Cabbage stem weevil

  • Beetles up to 3 mm in size, brownish-black. Characteristic are light back spot and reddish-brown feet. After maturation feeding, several eggs are laid on the underside of the leaf stalks. Damage is caused by larvae feeding in the stem marrow and secondary fungus at feeding sites and drill holes. Infested stems are often violet-black discoloured. Larvae pupate in the soil. Young beetles with harmless ripening food from July onwards, then migrate to winter storage. One generation/year.
     

CONTROL BENCHMARK

  • Set up yellow traps early on the first warm days, often required as early as February.
  • Influx often in several waves, is well detected by yellow traps. Place a yellow trap in the direction of possible winter stores.
  • The control target is 15 beetles per yellow trap in 3 days. Depending on the temperature, beetles need approx. 1-2 weeks for maturing damage before egg laying begins. Use treatment margin for optimal treatment.
  • Eggs and larvae can no longer be controlled.
     

PREVENTION
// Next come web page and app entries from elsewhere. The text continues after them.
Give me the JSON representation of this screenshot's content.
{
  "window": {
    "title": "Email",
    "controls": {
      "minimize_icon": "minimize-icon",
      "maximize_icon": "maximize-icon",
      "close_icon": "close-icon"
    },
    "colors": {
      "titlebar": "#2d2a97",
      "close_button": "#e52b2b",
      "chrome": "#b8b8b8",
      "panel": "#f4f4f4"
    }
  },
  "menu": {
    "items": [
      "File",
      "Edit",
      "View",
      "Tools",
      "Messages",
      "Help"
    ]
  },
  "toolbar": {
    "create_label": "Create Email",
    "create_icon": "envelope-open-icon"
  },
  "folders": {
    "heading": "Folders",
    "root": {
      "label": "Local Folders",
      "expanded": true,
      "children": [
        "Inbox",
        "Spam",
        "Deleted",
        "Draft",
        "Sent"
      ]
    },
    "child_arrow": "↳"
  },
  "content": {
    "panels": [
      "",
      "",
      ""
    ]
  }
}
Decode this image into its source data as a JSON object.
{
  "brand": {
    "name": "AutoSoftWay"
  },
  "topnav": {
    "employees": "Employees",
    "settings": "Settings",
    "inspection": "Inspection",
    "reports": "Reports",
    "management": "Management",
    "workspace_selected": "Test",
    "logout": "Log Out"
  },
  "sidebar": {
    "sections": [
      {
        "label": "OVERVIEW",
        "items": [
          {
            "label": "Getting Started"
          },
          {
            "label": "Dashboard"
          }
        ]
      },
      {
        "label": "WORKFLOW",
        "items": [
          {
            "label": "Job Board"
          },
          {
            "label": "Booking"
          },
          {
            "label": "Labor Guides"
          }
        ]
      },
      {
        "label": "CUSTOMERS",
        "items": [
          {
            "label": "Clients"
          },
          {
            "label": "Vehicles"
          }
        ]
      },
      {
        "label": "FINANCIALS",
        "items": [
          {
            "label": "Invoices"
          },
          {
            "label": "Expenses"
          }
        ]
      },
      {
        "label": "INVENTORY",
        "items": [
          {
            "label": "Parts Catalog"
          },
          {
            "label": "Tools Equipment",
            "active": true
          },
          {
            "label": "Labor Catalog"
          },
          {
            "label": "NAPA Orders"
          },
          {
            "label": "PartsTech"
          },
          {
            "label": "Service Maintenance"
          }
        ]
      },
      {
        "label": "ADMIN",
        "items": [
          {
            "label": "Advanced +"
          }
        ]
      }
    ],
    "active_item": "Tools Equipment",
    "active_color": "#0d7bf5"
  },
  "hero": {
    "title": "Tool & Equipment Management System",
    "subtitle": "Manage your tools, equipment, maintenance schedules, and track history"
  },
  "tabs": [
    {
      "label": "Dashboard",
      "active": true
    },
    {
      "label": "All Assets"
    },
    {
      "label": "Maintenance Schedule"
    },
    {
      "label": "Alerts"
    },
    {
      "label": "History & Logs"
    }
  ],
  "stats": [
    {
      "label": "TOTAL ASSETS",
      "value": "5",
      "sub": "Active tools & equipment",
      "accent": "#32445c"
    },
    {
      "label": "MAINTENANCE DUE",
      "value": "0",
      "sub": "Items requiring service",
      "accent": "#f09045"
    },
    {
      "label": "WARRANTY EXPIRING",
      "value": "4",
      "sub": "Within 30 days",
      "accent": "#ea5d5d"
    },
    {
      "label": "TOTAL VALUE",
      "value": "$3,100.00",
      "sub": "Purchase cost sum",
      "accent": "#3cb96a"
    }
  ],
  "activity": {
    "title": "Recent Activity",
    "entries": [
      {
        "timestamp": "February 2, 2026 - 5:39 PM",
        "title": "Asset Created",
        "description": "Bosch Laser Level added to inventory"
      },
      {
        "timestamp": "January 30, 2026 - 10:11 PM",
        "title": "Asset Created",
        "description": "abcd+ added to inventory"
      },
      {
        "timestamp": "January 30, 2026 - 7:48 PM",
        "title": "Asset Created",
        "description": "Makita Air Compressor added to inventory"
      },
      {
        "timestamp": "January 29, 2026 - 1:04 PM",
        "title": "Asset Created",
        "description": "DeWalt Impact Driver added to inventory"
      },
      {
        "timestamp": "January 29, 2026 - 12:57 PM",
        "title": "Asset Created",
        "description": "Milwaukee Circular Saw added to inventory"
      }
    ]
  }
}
  • Spare the natural opponent. Some species of trichogramma wasp as larval parasites; ground beetles eat some of the larvae as they migrate to pupate in the soil.
  • If young beetles are found in the old rape seed during/after the rape harvest, the timely mulching of the rape stubble can contribute to decimation.

 

The Cabbage stem weevil: recognizable by the bright dorsal spot and red feets
 The Cabbage stem weevil: recognizable by the bright dorsal spot and red feets
 
Left: cabbage stem weevil; Right: rape stem weevil in size comparison
 Left: cabbage stem weevil; Right: rape stem weevil in size comparison
 
Larvae of the cabbage stem weevil destroy the stem
 Larvae of the cabbage stem weevil destroy the stem
 
Borehole of the caabage stem weevil larvae, often secondary fungal infection with phoma.
 Borehole of the caabage stem weevil larvae, often secondary fungal infection with phoma.